Qataris must seize control of their spending and start working harder to save money, a new study by the Supreme Council of Family Affairs has found.
Though it is the wealthiest country in the world per capita, up to 75 percent of Qatar’s citizens are in debt, according to the 2011 National Development Strategy.
Another report issued last year found that, though wealth in Qatar grew six-fold in 10 years, debt increased nine-fold.
There are five main reasons Qataris spend irrationally, according to SCFA’s study:
- Lack of planning;
- Over-reliance on credit cards, which make spending easier;
- Frequent visits to malls;
- Competitive behavior; and
- Failure to distinguish between necessities and luxuries.
A 2009 SCFA study adds “a change in income” and a “change in family objectives” to the list.
To tackle these problems, the study recommends that local families spend more time planning and budgeting their expenses in order to also boost their ability to save.
The Peninsula reports:
The study, highlighting the random (at times unreasonable) purchasing behaviour of people said that they should not only classify their list of items as necessary, optional and luxury, but also avoid buying things that they do not require at all…
It also says that while preparing a household budget, families should first siphon the amount that goes to routine expenditures every month, such as tuition or education fees for the children, bank instalments or health insurance premium and similar other expenditures.
Whether this advice will prove helpful remains to be seen.
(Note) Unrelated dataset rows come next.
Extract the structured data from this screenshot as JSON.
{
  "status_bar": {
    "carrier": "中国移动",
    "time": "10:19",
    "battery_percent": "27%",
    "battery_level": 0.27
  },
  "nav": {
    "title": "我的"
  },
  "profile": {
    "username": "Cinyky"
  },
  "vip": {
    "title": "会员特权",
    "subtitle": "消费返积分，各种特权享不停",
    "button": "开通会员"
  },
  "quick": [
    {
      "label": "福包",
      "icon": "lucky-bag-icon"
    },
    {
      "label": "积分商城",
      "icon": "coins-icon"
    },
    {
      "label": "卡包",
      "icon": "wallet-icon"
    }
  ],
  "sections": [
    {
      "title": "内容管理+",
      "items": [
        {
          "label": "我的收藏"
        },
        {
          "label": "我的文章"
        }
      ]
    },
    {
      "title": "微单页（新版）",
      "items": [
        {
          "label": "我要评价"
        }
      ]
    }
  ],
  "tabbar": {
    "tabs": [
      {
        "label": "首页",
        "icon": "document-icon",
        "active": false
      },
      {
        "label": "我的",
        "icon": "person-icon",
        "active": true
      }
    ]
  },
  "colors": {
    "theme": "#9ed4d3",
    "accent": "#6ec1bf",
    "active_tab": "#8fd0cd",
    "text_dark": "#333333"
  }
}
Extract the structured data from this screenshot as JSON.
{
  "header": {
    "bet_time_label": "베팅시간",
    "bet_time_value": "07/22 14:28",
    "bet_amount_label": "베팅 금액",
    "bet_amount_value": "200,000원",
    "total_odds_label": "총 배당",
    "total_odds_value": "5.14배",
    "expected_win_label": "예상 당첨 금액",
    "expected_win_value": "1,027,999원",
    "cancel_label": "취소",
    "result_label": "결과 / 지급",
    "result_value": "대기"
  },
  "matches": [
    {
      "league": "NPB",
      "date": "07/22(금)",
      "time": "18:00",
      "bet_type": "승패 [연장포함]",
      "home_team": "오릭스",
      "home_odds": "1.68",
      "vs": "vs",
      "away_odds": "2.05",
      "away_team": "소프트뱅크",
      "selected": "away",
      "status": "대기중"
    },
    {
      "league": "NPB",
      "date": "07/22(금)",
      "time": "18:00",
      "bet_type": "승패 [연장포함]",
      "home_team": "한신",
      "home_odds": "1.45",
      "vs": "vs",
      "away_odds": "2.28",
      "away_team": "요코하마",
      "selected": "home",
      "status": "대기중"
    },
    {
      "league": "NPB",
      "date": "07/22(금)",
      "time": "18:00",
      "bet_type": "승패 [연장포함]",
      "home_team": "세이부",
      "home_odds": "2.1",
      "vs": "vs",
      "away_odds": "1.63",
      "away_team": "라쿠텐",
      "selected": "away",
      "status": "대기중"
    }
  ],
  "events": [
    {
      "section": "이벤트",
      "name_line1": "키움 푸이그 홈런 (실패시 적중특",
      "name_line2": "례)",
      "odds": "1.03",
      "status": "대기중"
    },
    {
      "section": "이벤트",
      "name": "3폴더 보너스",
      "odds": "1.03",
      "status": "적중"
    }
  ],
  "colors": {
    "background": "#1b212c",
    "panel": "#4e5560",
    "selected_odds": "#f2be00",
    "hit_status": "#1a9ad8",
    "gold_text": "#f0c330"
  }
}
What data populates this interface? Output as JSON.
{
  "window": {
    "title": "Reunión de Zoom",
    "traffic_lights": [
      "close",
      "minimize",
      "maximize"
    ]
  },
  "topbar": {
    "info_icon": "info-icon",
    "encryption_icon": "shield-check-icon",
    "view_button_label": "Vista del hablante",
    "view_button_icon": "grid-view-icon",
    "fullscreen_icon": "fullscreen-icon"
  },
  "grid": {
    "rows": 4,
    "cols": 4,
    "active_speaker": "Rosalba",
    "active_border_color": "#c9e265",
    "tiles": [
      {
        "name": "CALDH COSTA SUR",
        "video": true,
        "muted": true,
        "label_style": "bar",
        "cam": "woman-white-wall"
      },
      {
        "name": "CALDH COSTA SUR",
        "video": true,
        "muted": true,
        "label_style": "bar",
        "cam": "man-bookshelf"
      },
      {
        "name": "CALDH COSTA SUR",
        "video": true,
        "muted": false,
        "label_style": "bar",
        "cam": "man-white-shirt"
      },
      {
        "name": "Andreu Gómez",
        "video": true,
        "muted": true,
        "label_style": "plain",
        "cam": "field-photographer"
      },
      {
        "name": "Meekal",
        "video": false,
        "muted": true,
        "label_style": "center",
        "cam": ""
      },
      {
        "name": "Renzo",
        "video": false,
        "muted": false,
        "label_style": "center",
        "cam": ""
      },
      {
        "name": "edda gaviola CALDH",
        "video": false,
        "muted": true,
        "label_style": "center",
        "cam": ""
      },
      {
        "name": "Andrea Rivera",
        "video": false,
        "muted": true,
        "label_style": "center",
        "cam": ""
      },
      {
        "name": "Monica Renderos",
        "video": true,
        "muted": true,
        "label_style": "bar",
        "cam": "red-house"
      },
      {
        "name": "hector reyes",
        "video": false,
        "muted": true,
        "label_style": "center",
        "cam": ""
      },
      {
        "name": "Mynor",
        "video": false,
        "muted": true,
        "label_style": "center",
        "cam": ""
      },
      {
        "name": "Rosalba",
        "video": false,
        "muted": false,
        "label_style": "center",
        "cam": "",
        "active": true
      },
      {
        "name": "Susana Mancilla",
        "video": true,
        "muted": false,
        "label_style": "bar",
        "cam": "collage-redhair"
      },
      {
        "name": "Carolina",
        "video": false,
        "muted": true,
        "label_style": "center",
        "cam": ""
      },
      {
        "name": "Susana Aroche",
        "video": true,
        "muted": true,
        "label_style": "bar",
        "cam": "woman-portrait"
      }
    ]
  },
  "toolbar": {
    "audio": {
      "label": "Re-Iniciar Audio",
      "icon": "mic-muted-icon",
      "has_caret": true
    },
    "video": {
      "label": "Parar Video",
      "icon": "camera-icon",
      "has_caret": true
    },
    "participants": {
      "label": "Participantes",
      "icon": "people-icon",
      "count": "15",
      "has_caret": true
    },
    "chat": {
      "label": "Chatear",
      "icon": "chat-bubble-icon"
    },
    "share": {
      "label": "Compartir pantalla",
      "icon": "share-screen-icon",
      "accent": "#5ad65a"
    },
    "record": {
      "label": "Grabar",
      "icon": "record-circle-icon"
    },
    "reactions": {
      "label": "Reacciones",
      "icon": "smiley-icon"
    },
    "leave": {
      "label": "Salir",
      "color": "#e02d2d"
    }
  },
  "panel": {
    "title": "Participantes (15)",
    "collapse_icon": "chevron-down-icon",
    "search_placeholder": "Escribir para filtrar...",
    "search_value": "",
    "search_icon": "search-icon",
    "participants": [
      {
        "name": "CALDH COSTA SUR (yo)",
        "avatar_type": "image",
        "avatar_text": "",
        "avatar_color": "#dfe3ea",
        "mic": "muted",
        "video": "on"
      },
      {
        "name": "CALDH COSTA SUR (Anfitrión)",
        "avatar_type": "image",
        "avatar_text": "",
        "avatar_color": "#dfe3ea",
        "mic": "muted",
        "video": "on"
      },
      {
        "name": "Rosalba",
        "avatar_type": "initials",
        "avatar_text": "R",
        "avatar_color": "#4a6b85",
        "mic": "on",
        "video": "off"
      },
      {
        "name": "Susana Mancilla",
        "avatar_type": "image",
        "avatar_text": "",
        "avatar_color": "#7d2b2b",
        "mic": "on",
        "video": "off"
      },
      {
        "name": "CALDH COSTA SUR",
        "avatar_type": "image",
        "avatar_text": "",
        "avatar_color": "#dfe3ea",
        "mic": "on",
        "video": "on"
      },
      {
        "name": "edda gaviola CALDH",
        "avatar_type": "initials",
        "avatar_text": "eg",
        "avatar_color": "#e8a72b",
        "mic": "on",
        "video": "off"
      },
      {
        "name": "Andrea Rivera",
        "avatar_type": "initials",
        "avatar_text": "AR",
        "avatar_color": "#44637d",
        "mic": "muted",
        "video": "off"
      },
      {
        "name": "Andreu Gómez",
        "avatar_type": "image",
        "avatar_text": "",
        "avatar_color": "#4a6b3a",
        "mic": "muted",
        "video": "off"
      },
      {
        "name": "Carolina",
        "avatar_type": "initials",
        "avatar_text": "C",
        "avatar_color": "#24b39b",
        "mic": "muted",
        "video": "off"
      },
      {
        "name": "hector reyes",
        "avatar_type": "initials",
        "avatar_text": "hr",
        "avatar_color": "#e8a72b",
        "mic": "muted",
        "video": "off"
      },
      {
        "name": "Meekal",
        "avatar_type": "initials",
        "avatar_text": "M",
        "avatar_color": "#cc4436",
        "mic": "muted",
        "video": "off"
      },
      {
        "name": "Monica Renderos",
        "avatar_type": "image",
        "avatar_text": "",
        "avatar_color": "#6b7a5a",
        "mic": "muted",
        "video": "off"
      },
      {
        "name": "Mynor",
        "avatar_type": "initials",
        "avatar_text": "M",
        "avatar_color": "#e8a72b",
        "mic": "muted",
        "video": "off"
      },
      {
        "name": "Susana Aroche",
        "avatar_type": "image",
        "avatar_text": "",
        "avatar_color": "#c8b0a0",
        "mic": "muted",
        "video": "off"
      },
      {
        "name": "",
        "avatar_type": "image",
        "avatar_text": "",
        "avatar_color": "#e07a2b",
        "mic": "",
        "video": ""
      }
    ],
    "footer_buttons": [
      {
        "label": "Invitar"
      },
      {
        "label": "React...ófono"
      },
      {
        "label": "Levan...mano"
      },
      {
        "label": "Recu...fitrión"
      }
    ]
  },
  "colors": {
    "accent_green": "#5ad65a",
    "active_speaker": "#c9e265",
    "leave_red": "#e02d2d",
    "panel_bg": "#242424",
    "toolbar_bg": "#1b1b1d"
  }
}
Previous calls to spend wisely, including a “debt is disgraceful” campaign held last Ramadan, have thus far gone unheeded.
Credit: Photo by 401(k) 2012